  12. You should feel proud of your articles for sure. This post makes me think I should check out the "green" trade shows that happen in the Chicago area, which I have never done.

    ReplyDelete
    Replies
    1. Thank you Jason, and yes..YOU should go to the trade shows in the Chicago area - and take lots of photos!

      Delete
  13. That's a better agave selection than probably any garden show in my region would have...once you walked past their outdoor kitchen and hot tub displays! Tillandias...that is some selection, too.

    ReplyDelete
    Replies
    1. Since it's an nursery industry trade show there weren't any outdoor kitchen and hot tubs, yay! Lots of nursery pot vendors, machinery, and assorted doo-dads that looked expansive and important though...

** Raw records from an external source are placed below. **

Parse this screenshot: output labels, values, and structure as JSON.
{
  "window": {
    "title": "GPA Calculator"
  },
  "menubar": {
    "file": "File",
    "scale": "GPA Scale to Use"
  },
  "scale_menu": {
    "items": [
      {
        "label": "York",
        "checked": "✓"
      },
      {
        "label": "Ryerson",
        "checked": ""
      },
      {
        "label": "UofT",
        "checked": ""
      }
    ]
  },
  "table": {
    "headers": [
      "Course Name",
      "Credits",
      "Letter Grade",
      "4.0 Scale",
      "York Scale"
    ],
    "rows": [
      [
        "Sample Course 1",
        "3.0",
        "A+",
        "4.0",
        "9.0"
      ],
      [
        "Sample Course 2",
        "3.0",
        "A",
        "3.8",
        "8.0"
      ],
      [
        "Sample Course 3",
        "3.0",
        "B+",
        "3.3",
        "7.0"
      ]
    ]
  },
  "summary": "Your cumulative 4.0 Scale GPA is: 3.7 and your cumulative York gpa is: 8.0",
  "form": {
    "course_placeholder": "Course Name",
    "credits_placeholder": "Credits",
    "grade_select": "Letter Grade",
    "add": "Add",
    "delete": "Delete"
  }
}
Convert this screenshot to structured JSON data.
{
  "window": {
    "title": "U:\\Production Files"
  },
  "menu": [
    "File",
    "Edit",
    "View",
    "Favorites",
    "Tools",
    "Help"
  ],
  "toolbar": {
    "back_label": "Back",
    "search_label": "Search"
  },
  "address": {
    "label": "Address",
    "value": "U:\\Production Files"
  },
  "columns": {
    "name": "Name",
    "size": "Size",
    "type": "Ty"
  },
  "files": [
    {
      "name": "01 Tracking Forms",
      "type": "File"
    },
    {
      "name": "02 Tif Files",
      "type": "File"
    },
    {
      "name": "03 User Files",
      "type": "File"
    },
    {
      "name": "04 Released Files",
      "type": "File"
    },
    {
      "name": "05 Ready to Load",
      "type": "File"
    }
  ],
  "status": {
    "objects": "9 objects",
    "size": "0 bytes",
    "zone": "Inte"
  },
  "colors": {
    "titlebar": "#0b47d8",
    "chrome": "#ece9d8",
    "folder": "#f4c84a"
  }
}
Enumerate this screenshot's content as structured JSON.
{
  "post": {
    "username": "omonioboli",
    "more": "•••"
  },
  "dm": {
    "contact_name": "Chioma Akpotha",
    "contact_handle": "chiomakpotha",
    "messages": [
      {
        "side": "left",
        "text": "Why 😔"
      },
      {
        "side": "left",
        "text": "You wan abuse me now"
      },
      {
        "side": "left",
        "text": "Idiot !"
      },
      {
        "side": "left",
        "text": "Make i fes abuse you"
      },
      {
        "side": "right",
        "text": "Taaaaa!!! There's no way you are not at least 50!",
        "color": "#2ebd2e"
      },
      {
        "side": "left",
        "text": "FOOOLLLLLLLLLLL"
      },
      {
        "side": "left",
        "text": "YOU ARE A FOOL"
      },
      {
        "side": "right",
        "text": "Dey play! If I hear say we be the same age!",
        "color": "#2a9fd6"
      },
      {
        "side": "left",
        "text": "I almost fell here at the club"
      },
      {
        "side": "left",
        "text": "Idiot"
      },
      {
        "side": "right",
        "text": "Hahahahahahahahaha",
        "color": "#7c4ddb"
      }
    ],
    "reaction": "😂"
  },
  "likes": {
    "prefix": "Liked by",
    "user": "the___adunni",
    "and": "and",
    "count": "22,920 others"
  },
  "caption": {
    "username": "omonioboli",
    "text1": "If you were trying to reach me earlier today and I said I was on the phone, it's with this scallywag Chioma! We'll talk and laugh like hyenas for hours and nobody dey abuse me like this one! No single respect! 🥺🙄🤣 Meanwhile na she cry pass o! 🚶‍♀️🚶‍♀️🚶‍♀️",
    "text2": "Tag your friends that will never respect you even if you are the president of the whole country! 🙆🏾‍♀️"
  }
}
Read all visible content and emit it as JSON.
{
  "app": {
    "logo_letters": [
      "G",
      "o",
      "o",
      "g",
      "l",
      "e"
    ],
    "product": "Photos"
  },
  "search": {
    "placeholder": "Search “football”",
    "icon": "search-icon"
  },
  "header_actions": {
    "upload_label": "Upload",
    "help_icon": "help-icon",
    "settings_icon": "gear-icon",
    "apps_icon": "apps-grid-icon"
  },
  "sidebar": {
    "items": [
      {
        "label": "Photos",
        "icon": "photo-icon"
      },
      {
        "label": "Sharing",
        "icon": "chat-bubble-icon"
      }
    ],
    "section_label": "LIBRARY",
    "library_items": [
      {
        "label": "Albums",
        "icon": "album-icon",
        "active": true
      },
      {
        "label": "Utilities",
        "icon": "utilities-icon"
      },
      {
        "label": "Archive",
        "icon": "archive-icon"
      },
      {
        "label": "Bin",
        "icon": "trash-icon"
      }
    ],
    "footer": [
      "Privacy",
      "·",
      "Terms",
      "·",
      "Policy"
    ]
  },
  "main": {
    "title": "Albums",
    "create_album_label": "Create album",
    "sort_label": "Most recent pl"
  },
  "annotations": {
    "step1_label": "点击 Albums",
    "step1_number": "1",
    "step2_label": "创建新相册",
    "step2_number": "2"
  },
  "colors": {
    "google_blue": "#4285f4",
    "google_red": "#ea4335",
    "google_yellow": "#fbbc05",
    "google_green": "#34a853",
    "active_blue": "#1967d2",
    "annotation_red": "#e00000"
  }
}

      Delete
  14. I wish I had made it, if only for those tillandsias! T. tectorum is on my wishlist, too. That bamboo arch is beautiful, too. I looked at the new varietals showcase in the link you provided. Not really impressed, frankly. But how cool to have two of your articles in Digger, and one of your photos on the cover!

    ReplyDelete
    Replies
    1. You do know that the Tillandsias weren't actually for sale right? I mean you couldn't have bought them and walked out the door with them. If you wanted to place a nice big order for your nursery though, then you'd have been in business!

      Delete
  15. You would not believe the amount of plants that go in the dumpsters after these shows. It's depressing.

    ReplyDelete
    Replies
    1. I have no trouble believing Mindy! I've scored a few "we don't want to haul it away" deals, but I bet the majority goes exactly where you say.

      Delete
  16. Any attempt I've made to grow facial hair looks like that of a 15 year old boy, but I could so do that succulent beard.

    ReplyDelete

Thank you for taking the time to comment. Comment moderation is on (because you know: spam), I will approve and post your comment as soon as possible!